"And in our new store we went to a vertical set where we run them up and down. We used to run the orange juice [vertically] instead of the waffles. Now, we have the waffles running up and down and the juice, a separate category, next to it," he explained. "So the presentation is a lot nicer. I think it should increase sales because the consumer shops up and down."
"The space allotted to the breakfast category hasn't changed much in almost three years," said Wonder Market's Gould. "At that time we added an additional door to the category to accommodate the breakfast entrees. And since then, breakfast entrees are almost a thing of the past and their space has been given to the new items."
"We set each store differently," explained M&E's Thibodeaux. "We get that store's history and try to set up frozen breakfast according to what sells. And if we're remodeling a store, we'll update wherever is necessary."
"I would say retailers aren't adding space to the category," said the Midwestern retailer, "they're adjusting [the product mix] simply because they're tight on other space."

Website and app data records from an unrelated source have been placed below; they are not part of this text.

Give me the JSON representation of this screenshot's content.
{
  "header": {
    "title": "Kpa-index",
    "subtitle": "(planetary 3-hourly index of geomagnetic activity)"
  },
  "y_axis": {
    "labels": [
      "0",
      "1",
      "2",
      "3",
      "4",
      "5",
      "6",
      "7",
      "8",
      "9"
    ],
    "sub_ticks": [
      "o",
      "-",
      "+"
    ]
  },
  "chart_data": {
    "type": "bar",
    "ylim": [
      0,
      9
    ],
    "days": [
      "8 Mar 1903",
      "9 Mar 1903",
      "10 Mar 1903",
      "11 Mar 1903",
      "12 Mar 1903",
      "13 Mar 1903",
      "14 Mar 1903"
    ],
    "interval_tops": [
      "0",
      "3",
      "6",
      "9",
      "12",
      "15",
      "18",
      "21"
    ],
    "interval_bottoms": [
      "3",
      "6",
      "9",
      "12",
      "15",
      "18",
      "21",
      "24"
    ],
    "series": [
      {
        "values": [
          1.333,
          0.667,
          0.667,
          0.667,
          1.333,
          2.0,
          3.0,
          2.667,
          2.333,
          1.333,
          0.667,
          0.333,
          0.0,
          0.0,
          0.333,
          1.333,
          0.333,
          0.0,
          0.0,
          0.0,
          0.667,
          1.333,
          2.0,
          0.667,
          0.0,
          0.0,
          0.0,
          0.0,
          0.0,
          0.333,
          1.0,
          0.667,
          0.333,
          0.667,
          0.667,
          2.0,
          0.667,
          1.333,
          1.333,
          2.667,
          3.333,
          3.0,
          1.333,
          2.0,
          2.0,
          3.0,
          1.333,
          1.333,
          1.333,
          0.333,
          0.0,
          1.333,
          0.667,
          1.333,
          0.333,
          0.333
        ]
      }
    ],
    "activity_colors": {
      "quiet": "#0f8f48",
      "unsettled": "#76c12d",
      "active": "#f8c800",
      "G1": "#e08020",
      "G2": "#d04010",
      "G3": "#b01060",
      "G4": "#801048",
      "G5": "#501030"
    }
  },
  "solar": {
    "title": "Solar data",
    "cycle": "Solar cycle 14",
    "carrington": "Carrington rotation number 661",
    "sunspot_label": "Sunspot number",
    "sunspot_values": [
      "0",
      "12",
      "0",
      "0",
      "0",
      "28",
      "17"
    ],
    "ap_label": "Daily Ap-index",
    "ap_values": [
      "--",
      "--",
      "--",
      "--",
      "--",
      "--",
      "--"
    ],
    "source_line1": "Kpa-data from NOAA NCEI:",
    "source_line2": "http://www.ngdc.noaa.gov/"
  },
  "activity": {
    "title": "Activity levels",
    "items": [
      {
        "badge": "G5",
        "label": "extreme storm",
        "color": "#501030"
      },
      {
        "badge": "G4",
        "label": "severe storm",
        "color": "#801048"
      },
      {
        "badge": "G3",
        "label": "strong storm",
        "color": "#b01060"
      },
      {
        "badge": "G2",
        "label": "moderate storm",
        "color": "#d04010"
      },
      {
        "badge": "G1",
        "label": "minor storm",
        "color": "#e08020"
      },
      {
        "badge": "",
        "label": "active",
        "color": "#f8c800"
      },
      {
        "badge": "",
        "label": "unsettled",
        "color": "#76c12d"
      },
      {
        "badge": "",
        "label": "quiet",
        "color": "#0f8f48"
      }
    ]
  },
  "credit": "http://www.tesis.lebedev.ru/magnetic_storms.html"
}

On the advertising and promotion front, retailers said they are benefiting from manufacturer support. Save Mart's Brooks said his store is doing promotional activity to stimulate growth in brands.
"They're all competitive in their advertising, which helps our sales," said Mayfair's Sninski.
"There's really not been any changes in merchandising," said Wonder Market's Gould. "As far as advertising, the most aggressive companies are Eggos and Lenders, who continue to feature their products on a monthly basis."